She held her breath as she opened the door, certain that everybody would hear it creak. Then she flicked on the lights and screwed her eyes shut until she could open them again. The office wasn’t large – a few desks, some with computers, some not. Strategically placed pot plants attempted to make the room look more homely. And failed. There was a large photo of an ocean on the back wall.
God, what she would give to see the ocean.
She pulled her gaze away and rounded the nearest desk to sit in front of the computer. All she had to do was find some information on the dome. How it worked; who controlled it; if it could be broken.
She turned the computer on and a message popped up asking her to input a password. She cursed silently, looked around for inspiration, then typed: PASSWORD1.
Nothing happened. You’re screwed. She rubbed her forehead and heaved a sigh. Maybe there’d be some other clue elsewhere. Paula got up and tried another desk, pulling open drawers and lifting files out to flick through them. She was just skimming through an accounts folder when a click snapped her attention towards the door.
The handle turned. Blood pounded in her ears and her stomach churned. Quickly, she crawled under the desk.
Somebody entered the room, paused, and then came towards her. She could see their feet – sensible black shoes, a low heel – under the desk. She held her breath.
“Is someone in here?” A woman’s voice. Yvette. Paula recognised her as one of the administrators.
Give yourself up. Think of an excuse!
She waited, hoping Yvette would leave, watching her feet. Yvette moved, heading towards one of the other desks, and Paula realised she’d left the computer on.
“I know somebody’s here,” Yvette said. “Come out, or I’ll call security.”

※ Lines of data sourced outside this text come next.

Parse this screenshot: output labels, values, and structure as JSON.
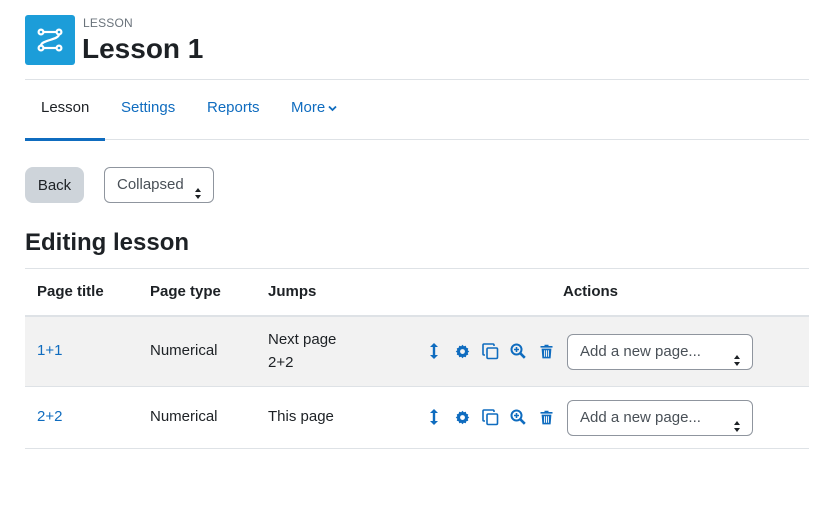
{
  "header": {
    "activity_type": "LESSON",
    "title": "Lesson 1",
    "icon": "lesson-icon"
  },
  "nav": {
    "tabs": [
      {
        "label": "Lesson",
        "active": true
      },
      {
        "label": "Settings",
        "active": false
      },
      {
        "label": "Reports",
        "active": false
      },
      {
        "label": "More",
        "active": false
      }
    ]
  },
  "controls": {
    "back_label": "Back",
    "view_select_value": "Collapsed"
  },
  "section_title": "Editing lesson",
  "table": {
    "headers": [
      "Page title",
      "Page type",
      "Jumps",
      "Actions"
    ],
    "rows": [
      {
        "title": "1+1",
        "type": "Numerical",
        "jumps": [
          "Next page",
          "2+2"
        ],
        "add_page_value": "Add a new page..."
      },
      {
        "title": "2+2",
        "type": "Numerical",
        "jumps": [
          "This page"
        ],
        "add_page_value": "Add a new page..."
      }
    ],
    "action_icons": [
      "move-icon",
      "gear-icon",
      "copy-icon",
      "zoom-in-icon",
      "trash-icon"
    ]
  },
  "colors": {
    "accent": "#0f6cbf",
    "activity_icon_bg": "#1c9dd9",
    "back_button_bg": "#ced4da",
    "row_highlight": "#f2f2f2"
  }
}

Nerves made her want Buffalo and, as soon as she thought of him, Yvette screamed. Paula gasped and hurried out from beneath the desk. Buffalo stood in the middle of the room, snorting and stamping his hooves. Yvette screamed again and before Paula could say, It’s okay! the woman turned and ran from the room, pulling the door closed behind her.
Paula shoved a chair out of the way and went to Buffalo, burying her fingers in his thick neck fur. “We need to get out of here,” she said. She gave him a tug and hurried to the door, only to find it locked.
Key! She pulled it from her pocket with a shaking hand and shoved it into the lock. She could hear footsteps outside the office, Yvette shouting, people running. Muttering curses, she managed to unlock the door and pull it open.
A security man faced her – tall, well-built. He raised a gun. “Time for you to sleep,” he said.
“Sleep?” she repeated. Pain slammed into her shoulder, and then she fell.